For more information on WholeLife communities, visit WholeLifeWorld.com or call 214-525-4030.
Builders will break ground Tuesday on a $30 million luxury housing development targeted at empty-nesters.
All of the 104 apartments in the Mountain Creek Road complex are being built at once. The ground-level, townhouse-style homes with two-car garages are slated for completion by the first week in April.
"We have a demand from successful adults who are empty-nesters selling their homes," said John Lowery, chief executive officer of WholeLife Inc., which is building the community. "This is a product that's targeted to successful, active adults."
Lowery expects most of the residents will be working couples or individuals between the ages of 50 and 70, though there are no age restrictions. He expects the $2,400- to $3,100-a-month apartments will rent to people who recently sold a home and decided to put the money in savings rather than buy a smaller home.
Though several apartment complexes already sit along Mountain Creek Road, Lowery said a product like his WholeLife community is unique because of its larger units - the average rental will be 1,800 square feet - and amenities.
The build includes a 10,000-square-foot clubhouse with a saltwater pool, exercise center and wellness coach. A nurse practitioner will be available five days a week, free of charge, to help residents with exercise and nutrition plans or to swing by their apartments for a check-up if the resident is sick.
The complex also will employ a complimentary concierge on call 24/7 who can book tickets and order groceries.
Lowery hopes those features will help draw the aging professionals he's targeting.
"They just don't want to cut the yard any more, they don't want to take care of the pool. They've been there and done that," he said. "However, they want a residential product that's equal to what a sales product would be."
Before the recession, empty-nesters often would sell their homes and move into smaller condos. With the kids grown up, they just didn't need the space.
Since then, selling a house has become quite a bit more difficult, but many people over 50 face the same needs. Rusty Criminger, a local WholeLife partner, said this development will give that demographic an alternative.
"You don't have to sell your house. You can put your house in a management company or whatever you want to do with it because you don't have to get your equity out of it," he said. "While the markets have changed, the demand for the lifestyle has not."

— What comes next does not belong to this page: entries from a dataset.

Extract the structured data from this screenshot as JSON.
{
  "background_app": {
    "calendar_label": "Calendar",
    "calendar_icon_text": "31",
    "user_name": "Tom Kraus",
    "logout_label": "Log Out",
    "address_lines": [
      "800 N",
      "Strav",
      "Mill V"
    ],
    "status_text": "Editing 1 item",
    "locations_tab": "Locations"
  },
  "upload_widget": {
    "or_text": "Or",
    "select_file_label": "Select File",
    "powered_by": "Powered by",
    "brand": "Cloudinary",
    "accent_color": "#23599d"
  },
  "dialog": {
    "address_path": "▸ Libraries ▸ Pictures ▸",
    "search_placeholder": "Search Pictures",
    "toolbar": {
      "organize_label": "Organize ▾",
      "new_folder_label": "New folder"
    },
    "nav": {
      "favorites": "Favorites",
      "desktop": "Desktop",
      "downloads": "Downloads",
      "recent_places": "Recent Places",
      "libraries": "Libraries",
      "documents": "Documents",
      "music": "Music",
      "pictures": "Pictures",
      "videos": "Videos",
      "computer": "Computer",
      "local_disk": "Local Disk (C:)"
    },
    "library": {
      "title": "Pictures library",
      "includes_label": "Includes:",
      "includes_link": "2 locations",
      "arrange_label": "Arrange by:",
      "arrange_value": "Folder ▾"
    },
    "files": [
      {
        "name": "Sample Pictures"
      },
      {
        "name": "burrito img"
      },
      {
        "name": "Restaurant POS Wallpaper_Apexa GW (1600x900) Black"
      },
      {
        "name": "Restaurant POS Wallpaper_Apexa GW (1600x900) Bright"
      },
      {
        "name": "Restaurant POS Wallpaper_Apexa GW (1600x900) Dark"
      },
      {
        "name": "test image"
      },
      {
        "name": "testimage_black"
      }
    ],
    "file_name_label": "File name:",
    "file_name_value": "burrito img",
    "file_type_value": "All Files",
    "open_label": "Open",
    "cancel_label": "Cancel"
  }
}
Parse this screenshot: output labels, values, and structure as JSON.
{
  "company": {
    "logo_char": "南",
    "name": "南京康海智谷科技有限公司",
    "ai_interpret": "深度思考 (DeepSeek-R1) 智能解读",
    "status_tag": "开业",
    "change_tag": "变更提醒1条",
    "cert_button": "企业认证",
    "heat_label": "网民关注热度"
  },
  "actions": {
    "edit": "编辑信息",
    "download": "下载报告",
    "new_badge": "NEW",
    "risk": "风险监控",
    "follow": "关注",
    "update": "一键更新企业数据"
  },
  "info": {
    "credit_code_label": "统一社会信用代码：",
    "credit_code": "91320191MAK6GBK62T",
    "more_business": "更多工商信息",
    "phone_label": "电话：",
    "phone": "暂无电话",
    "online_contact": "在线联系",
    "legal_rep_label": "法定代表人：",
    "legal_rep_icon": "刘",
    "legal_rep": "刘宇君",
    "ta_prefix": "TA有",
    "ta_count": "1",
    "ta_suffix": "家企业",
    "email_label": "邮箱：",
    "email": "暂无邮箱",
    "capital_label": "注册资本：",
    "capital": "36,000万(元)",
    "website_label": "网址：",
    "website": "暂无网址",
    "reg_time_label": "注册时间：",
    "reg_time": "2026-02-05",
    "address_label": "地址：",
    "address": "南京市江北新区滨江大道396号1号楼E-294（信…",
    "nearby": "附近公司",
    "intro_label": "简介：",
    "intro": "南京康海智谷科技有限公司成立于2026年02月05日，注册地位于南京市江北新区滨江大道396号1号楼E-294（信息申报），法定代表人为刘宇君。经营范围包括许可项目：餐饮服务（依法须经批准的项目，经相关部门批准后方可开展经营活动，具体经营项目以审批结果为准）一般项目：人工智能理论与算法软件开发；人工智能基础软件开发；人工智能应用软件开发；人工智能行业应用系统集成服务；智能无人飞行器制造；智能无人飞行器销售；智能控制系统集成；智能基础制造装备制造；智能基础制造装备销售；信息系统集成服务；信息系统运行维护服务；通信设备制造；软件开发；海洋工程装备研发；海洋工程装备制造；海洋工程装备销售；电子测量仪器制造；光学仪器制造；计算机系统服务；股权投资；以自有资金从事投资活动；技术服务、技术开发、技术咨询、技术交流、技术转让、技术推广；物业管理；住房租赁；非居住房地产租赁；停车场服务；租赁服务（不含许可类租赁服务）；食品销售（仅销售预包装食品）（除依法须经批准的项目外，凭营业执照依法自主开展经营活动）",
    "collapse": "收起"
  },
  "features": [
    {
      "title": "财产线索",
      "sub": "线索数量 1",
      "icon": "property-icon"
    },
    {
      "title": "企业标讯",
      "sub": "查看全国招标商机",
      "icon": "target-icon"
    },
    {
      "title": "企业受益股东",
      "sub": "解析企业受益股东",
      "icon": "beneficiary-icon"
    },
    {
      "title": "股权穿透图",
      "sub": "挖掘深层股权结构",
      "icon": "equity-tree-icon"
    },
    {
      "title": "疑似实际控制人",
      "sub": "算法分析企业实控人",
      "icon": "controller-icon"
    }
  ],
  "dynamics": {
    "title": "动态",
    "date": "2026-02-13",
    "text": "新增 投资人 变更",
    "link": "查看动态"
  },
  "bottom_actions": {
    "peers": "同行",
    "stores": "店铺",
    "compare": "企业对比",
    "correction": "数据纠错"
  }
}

WholeLife wants to open 100 of these communities across the country, starting with Chattanooga. The company also has immediate plans to build in Texas, North Carolina and North Atlanta.